This issue was reported by 4.2 percent of men born in another EU country, 5.3 percent of those born in a developed country outside the EU and 9.7 percent of those from a non-EU country with a middle or low level of development. The corresponding shares for women, however, were 5.6, 6.7 and 10.5 percent respectively.

The countries where language skills were more likely to be reported by non-EU citizens as an obstacle in getting a relevant job were Finland (22.8 percent), Luxembourg (14.7 percent) and Sweden (13.1 percent).

As regards other countries covered by The Local, the percentage of non-EU citizens citing the language as a problem was 12.4 percent in Austria, 10.2 percent in Denmark, 7.8 percent in France, 5.1 percent in Italy, 2.7 percent in Spain, 11.1 percent on Norway and 10.1 percent in Switzerland. Data is not available for Germany.

Portugal (77.4 percent), Croatia (68.8 percent), Hungary (58.8 percent) and Spain (58.4 percent) have the highest share of people from outside the EU already speaking the language as a mother tongue before arriving, while more than 70 percent of non-EU citizens residing in Denmark, Finland, Luxembourg and Norway said they had participated in language courses after arrival.

Lisbon Portugal

Portugal has the highest share of people from outside the EU already speaking the language as a mother tongue before arriving. (Photo by Aayush Gupta on Unsplash)

Recognition of qualifications

Another hurdle on the way to a relevant job in EU countries is the lack of recognition of a formal qualification obtained abroad. This issue was reported by 2 percent of men and 3.8 percent of women born in another EU country. It was also mentioned by 3.3 percent of men and 5.9 percent of women born in a developed country outside the EU, and 4.8 percent of men and 4.6 percent of women born in a less developed non-EU country.

Eurostat says this reflects an “unofficial distrust” among employers of qualification obtained abroad and the “low official validation of foreign education”.

The lack of availability of a suitable job was another factor mentioned in the survey. In Croatia, Portugal and Hungary, this was the main obstacle to getting an adequate position.

This issue concerned 3.3 percent of men and 4.5 percent of women born in another EU country, 4.2 percent of men and 5 percent of women born in a developed non-EU country It also worried 3.9 percent of men and 5.1 percent of women born in a less developed non-EU country.

Restricted right to work due to citizenship or residence permits, as well as plain discrimination on the grounds of origin were also cited as problems.

Discrimination was mostly reported by people born in a less developed non-EU country (3.1 percent for men and 3.3 percent for women) compared to people born in highly developed non-EU countries (1.9 percent for men and 2.2 percent for women).

Citizenship and residence permits issues are unusual for people from within the EU. For people from outside the EU, this is the only area where women seem to have fewer problems than men: 1.6 percent of women from developed non-EU countries reported this issue, against 2.1 percent of men, with the share increasing to 2.8 and 3.3 percent respectively for women and men from less developed non-EU states.

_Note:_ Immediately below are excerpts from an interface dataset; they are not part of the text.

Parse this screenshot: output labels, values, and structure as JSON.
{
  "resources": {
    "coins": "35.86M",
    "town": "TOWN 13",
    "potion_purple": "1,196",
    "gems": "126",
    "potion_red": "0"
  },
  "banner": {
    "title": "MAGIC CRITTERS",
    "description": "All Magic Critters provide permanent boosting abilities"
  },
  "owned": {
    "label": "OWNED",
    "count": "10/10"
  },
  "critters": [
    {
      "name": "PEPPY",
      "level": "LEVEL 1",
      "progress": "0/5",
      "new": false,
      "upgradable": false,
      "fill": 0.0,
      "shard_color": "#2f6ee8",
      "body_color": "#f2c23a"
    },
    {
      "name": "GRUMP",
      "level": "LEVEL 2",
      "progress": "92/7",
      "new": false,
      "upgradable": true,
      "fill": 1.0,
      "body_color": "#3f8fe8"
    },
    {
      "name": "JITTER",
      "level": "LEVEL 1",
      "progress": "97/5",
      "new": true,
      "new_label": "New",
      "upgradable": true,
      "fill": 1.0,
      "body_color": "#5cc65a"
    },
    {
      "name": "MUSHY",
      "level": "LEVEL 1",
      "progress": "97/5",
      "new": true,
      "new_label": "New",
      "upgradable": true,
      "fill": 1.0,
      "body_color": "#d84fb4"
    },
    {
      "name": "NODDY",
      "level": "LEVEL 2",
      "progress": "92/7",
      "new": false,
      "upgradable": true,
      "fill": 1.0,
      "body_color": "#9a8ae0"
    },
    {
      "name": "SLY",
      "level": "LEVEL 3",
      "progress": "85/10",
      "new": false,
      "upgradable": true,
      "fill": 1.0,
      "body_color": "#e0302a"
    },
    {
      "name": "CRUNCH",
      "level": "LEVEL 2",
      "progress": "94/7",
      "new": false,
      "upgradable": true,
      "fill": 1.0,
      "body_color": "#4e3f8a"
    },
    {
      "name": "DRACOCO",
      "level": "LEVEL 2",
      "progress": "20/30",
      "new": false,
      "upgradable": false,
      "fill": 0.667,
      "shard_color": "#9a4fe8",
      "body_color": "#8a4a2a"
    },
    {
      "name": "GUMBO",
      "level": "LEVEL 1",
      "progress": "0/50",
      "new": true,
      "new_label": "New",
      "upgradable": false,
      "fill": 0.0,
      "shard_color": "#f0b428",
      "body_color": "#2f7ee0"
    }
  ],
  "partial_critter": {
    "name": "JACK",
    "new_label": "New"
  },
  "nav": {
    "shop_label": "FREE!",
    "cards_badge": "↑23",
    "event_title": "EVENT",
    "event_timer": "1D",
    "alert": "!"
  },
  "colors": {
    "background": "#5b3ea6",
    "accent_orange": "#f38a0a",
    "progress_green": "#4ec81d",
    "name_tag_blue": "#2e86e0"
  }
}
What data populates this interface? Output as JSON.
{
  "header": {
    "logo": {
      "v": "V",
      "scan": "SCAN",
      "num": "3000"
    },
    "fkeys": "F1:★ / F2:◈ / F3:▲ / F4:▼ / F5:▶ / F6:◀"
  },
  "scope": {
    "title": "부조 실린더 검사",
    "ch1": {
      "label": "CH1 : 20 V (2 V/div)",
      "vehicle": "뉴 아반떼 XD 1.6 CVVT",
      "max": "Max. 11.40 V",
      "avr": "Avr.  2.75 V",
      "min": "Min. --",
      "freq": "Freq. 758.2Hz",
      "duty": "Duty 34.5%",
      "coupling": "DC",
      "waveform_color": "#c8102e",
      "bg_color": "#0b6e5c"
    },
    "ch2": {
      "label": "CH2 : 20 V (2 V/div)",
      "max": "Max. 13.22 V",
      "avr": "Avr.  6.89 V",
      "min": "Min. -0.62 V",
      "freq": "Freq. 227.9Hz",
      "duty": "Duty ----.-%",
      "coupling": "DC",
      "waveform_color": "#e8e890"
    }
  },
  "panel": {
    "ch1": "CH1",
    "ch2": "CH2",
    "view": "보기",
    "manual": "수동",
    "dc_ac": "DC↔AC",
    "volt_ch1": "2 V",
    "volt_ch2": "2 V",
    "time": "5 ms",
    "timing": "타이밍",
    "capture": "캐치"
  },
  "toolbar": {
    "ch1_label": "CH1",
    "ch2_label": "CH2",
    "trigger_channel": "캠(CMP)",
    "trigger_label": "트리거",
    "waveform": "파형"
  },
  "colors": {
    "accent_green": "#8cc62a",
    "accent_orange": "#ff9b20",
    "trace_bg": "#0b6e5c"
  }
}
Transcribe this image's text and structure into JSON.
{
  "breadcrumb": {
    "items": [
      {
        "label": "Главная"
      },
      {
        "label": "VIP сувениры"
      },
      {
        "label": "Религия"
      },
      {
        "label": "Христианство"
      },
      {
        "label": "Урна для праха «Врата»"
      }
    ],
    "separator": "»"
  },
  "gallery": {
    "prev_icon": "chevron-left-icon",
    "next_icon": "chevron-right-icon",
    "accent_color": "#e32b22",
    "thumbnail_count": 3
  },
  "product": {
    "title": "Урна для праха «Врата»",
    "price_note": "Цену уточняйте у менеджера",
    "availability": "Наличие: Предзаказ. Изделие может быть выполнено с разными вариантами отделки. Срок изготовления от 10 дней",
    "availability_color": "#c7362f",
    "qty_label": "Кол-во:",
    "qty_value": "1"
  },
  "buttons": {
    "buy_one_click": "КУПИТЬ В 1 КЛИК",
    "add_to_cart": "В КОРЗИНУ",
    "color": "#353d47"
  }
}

The article is published in cooperation with Europe Street News, a news outlet about citizens’ rights in the EU and the UK.